By Brandon Moseley
Alabama Political Reporter
On Thursday, U.S. Senator Jeff Sessions (R) from Alabama addressed the Senate to encourage lawmakers to ignore calls from business interests including Republican donors to pass the President’s immigration reform proposal.
Sen. Sessions said, “This week Congress received two letters: one from GOP donors and the other from CEOs, urging Congress to act on immigration. The Washington Times reports: ‘Nearly a hundred top Republican donors and Bush administration officials sent a letter to the House GOP on Tuesday urging lawmakers to pass a bill that legalizes illegal immigrants… The donor letter came the same day that the U.S. Chamber of Commerce and 400 other businesses and umbrella groups fired off a letter to House leaders of both parties, urging them to pass something.’”
Sen. Sessions said, “Mr. Rove and these groups would have us believe this is just about providing amnesty to illegal immigrants. That’s certainly a large part of it: businesses know that legalizing illegal workers will expand the available labor pool for many industries with effect to push down wages in areas where illegal workers might not have previously had access. But there is a phrase in the letter which has gotten too little attention, and which explains what this really all about. Rove and the donors says that legislation must ‘provide a legal way for U.S.-based companies to hire the workers they need.’ That cannot be the goal of immigration policy.”
Sen. Sessions said, “There already is a legal way for U.S.-based companies to hire workers they need: they can hire the people living here today who are unemployed. Or they can hire some of the million-plus immigrants we lawfully admit each year or the hundreds of thousands of temporary guest workers we admit each year, who come just to work. No one is saying these programs shouldn’t exist or be improved, but what these businesses want is as much low-cost labor as possible. That’s what this is all about. They believe the immigration policy for our entire nation should create an abundance of low-wage workers. They, in their bubble, think that lower wages are good for America. Maybe some politicians do too. They’re not concerned with how the plan impacts workers, the immigrants themselves, public resources, the education system, or taxpayer dollars. They’re not focused on the broader economic or social concerns. The focus is reducing the cost of labor. But America has larger and more pressing concerns, such as unemployment and falling labor participation rates.”
Sen. Sessions said that we must make America more competitive globally but that we should not do that by reducing our wages and our workers’ quality of life. Sessions said, “So when these business voices and establishment figures say the GOP needs to support a comprehensive immigration bill, what they are really saying is that the GOP needs to increase low-skill immigration as much as possible.”

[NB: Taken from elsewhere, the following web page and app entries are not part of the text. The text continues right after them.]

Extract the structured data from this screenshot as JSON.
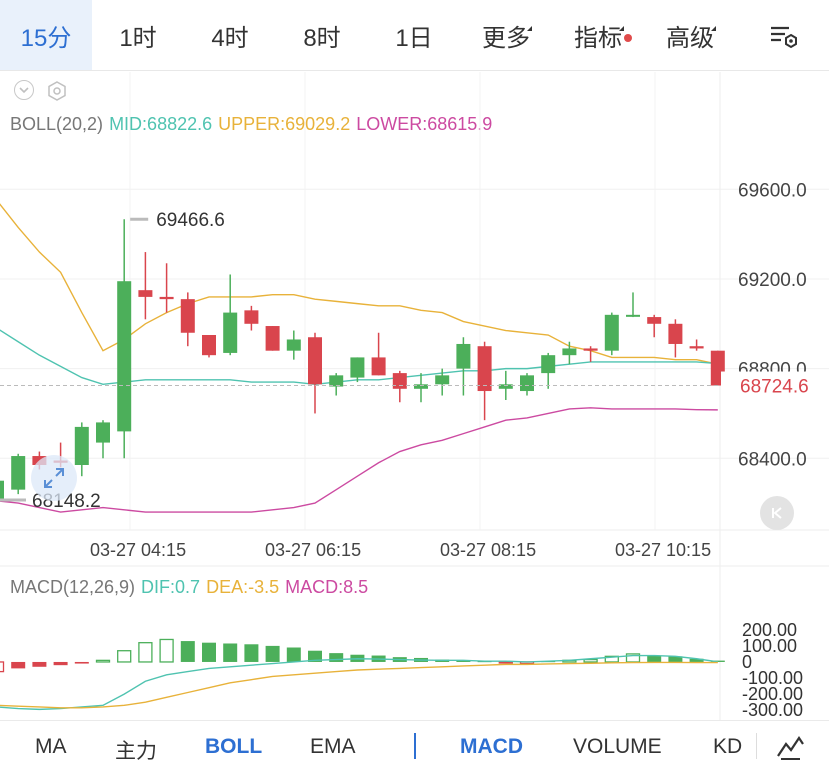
{
  "timeframes": [
    {
      "label": "15分",
      "active": true,
      "tri": false,
      "dot": false
    },
    {
      "label": "1时",
      "active": false,
      "tri": false,
      "dot": false
    },
    {
      "label": "4时",
      "active": false,
      "tri": false,
      "dot": false
    },
    {
      "label": "8时",
      "active": false,
      "tri": false,
      "dot": false
    },
    {
      "label": "1日",
      "active": false,
      "tri": false,
      "dot": false
    },
    {
      "label": "更多",
      "active": false,
      "tri": true,
      "dot": false
    },
    {
      "label": "指标",
      "active": false,
      "tri": true,
      "dot": true
    },
    {
      "label": "高级",
      "active": false,
      "tri": true,
      "dot": false
    }
  ],
  "boll": {
    "name": "BOLL(20,2)",
    "mid": "MID:68822.6",
    "upper": "UPPER:69029.2",
    "lower": "LOWER:68615.9"
  },
  "price_axis": [
    "69600.0",
    "69200.0",
    "68800.0",
    "68400.0"
  ],
  "current_price": "68724.6",
  "high_label": "69466.6",
  "low_label": "68148.2",
  "time_axis": [
    "03-27 04:15",
    "03-27 06:15",
    "03-27 08:15",
    "03-27 10:15"
  ],
  "macd": {
    "name": "MACD(12,26,9)",
    "dif": "DIF:0.7",
    "dea": "DEA:-3.5",
    "macd": "MACD:8.5"
  },
  "macd_axis": [
    "200.00",
    "100.00",
    "0",
    "-100.00",
    "-200.00",
    "-300.00"
  ],
  "bottom_tabs": [
    {
      "label": "MA",
      "active": false
    },
    {
      "label": "主力",
      "active": false
    },
    {
      "label": "BOLL",
      "active": true
    },
    {
      "label": "EMA",
      "active": false
    },
    {
      "label": "MACD",
      "active": true
    },
    {
      "label": "VOLUME",
      "active": false
    },
    {
      "label": "KD",
      "active": false
    }
  ],
  "colors": {
    "up": "#4caf5a",
    "down": "#d9454d",
    "mid": "#4fc3b0",
    "upper": "#e8b23a",
    "lower": "#cc4aa1",
    "accent": "#2d6fd2"
  },
  "chart_data": {
    "type": "candlestick",
    "title": "",
    "xlabel": "",
    "ylabel": "",
    "ylim": [
      68080,
      69820
    ],
    "candles": [
      {
        "o": 68210,
        "h": 68310,
        "l": 68170,
        "c": 68300
      },
      {
        "o": 68260,
        "h": 68420,
        "l": 68240,
        "c": 68410
      },
      {
        "o": 68410,
        "h": 68430,
        "l": 68350,
        "c": 68370
      },
      {
        "o": 68390,
        "h": 68470,
        "l": 68360,
        "c": 68380
      },
      {
        "o": 68370,
        "h": 68560,
        "l": 68320,
        "c": 68540
      },
      {
        "o": 68470,
        "h": 68570,
        "l": 68400,
        "c": 68560
      },
      {
        "o": 68520,
        "h": 69466.6,
        "l": 68400,
        "c": 69190
      },
      {
        "o": 69150,
        "h": 69320,
        "l": 69020,
        "c": 69120
      },
      {
        "o": 69120,
        "h": 69270,
        "l": 69050,
        "c": 69110
      },
      {
        "o": 69110,
        "h": 69140,
        "l": 68900,
        "c": 68960
      },
      {
        "o": 68950,
        "h": 68950,
        "l": 68850,
        "c": 68860
      },
      {
        "o": 68870,
        "h": 69220,
        "l": 68860,
        "c": 69050
      },
      {
        "o": 69060,
        "h": 69080,
        "l": 68970,
        "c": 69000
      },
      {
        "o": 68990,
        "h": 68990,
        "l": 68880,
        "c": 68880
      },
      {
        "o": 68880,
        "h": 68970,
        "l": 68840,
        "c": 68930
      },
      {
        "o": 68940,
        "h": 68960,
        "l": 68600,
        "c": 68730
      },
      {
        "o": 68720,
        "h": 68780,
        "l": 68680,
        "c": 68770
      },
      {
        "o": 68760,
        "h": 68850,
        "l": 68740,
        "c": 68850
      },
      {
        "o": 68850,
        "h": 68960,
        "l": 68770,
        "c": 68770
      },
      {
        "o": 68780,
        "h": 68790,
        "l": 68650,
        "c": 68710
      },
      {
        "o": 68710,
        "h": 68780,
        "l": 68650,
        "c": 68730
      },
      {
        "o": 68730,
        "h": 68800,
        "l": 68680,
        "c": 68770
      },
      {
        "o": 68800,
        "h": 68940,
        "l": 68680,
        "c": 68910
      },
      {
        "o": 68900,
        "h": 68920,
        "l": 68570,
        "c": 68700
      },
      {
        "o": 68710,
        "h": 68790,
        "l": 68660,
        "c": 68730
      },
      {
        "o": 68700,
        "h": 68780,
        "l": 68680,
        "c": 68770
      },
      {
        "o": 68780,
        "h": 68870,
        "l": 68710,
        "c": 68860
      },
      {
        "o": 68860,
        "h": 68920,
        "l": 68820,
        "c": 68890
      },
      {
        "o": 68890,
        "h": 68900,
        "l": 68830,
        "c": 68880
      },
      {
        "o": 68880,
        "h": 69050,
        "l": 68860,
        "c": 69040
      },
      {
        "o": 69040,
        "h": 69140,
        "l": 69030,
        "c": 69040
      },
      {
        "o": 69030,
        "h": 69040,
        "l": 68940,
        "c": 69000
      },
      {
        "o": 69000,
        "h": 69020,
        "l": 68850,
        "c": 68910
      },
      {
        "o": 68900,
        "h": 68930,
        "l": 68880,
        "c": 68890
      },
      {
        "o": 68880,
        "h": 68880,
        "l": 68870,
        "c": 68724.6
      }
    ],
    "boll_upper": [
      69550,
      69430,
      69320,
      69230,
      69050,
      68880,
      68930,
      69000,
      69050,
      69090,
      69120,
      69120,
      69120,
      69130,
      69130,
      69110,
      69100,
      69090,
      69080,
      69080,
      69060,
      69050,
      69010,
      68990,
      68970,
      68960,
      68950,
      68900,
      68880,
      68850,
      68850,
      68850,
      68840,
      68840,
      68820
    ],
    "boll_mid": [
      68980,
      68920,
      68860,
      68810,
      68760,
      68730,
      68740,
      68750,
      68750,
      68750,
      68750,
      68750,
      68740,
      68740,
      68740,
      68730,
      68740,
      68750,
      68750,
      68760,
      68770,
      68780,
      68790,
      68790,
      68800,
      68800,
      68810,
      68820,
      68830,
      68830,
      68830,
      68830,
      68830,
      68830,
      68822.6
    ],
    "boll_lower": [
      68210,
      68200,
      68180,
      68160,
      68170,
      68180,
      68170,
      68160,
      68160,
      68160,
      68160,
      68160,
      68160,
      68170,
      68180,
      68200,
      68260,
      68320,
      68380,
      68430,
      68460,
      68480,
      68510,
      68540,
      68570,
      68580,
      68600,
      68620,
      68625,
      68620,
      68620,
      68620,
      68620,
      68617,
      68615.9
    ],
    "macd_ylim": [
      -330,
      230
    ],
    "macd_hist": [
      -60,
      -40,
      -30,
      -20,
      -10,
      10,
      70,
      120,
      140,
      130,
      120,
      115,
      110,
      100,
      90,
      70,
      55,
      45,
      40,
      30,
      25,
      15,
      10,
      5,
      -5,
      -10,
      5,
      10,
      15,
      35,
      50,
      40,
      35,
      20,
      8.5
    ],
    "dif": [
      -280,
      -290,
      -295,
      -290,
      -280,
      -270,
      -200,
      -120,
      -80,
      -60,
      -40,
      -30,
      -20,
      -10,
      0,
      10,
      15,
      20,
      18,
      15,
      12,
      10,
      10,
      5,
      5,
      0,
      5,
      10,
      20,
      30,
      40,
      40,
      35,
      20,
      0.7
    ],
    "dea": [
      -270,
      -275,
      -280,
      -285,
      -285,
      -280,
      -270,
      -250,
      -220,
      -190,
      -160,
      -130,
      -110,
      -90,
      -80,
      -70,
      -60,
      -50,
      -45,
      -40,
      -35,
      -30,
      -25,
      -20,
      -15,
      -15,
      -12,
      -10,
      -8,
      -5,
      -4,
      -3,
      -3,
      -3.5,
      -3.5
    ]
  }
}
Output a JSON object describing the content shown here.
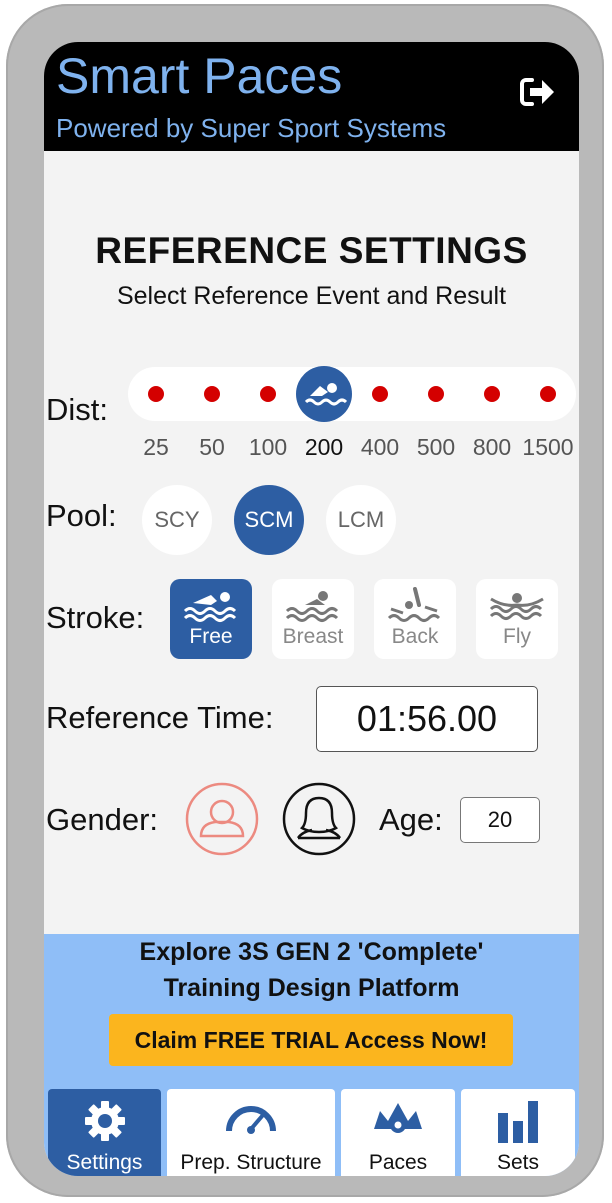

Sessions said that the bill passed by the Senate would give legal status to 46 million mostly lower-skill immigrants by 2033 and would create a permanent underclass of foreign workers.
Sessions said, “It’s time to stand up to the self-appointed committees of 100 Republican donors and reject their advice—and the premise of their letter that the public policy of the United States should be based on giving U.S. companies a legal basis for hiring all the low cost foreign workers they say they need. The national interest is to reduce unemployment and to create rising wages. That’s our responsibility. Let’s get on with it.”
Sen. Sessions has been the most vocal opponent of President Barack Obama’s signature immigration reform package that was originally written by the ‘Gang of Eight’ groups of Senators that include Mark Rubio (R) from Florida, John McCain (R) from Arizona, Lindsey Graham (R) from South Carolina, and Chuck Schumer (D) from New York.
The immigration reform plan has been supported by corporations on both the right and the left who are anxious to grow their employment and customer bases.
Senator Sessions was the Alabama Attorney General before being elected in 1996 after Sen. Howell Heflin (D) retired.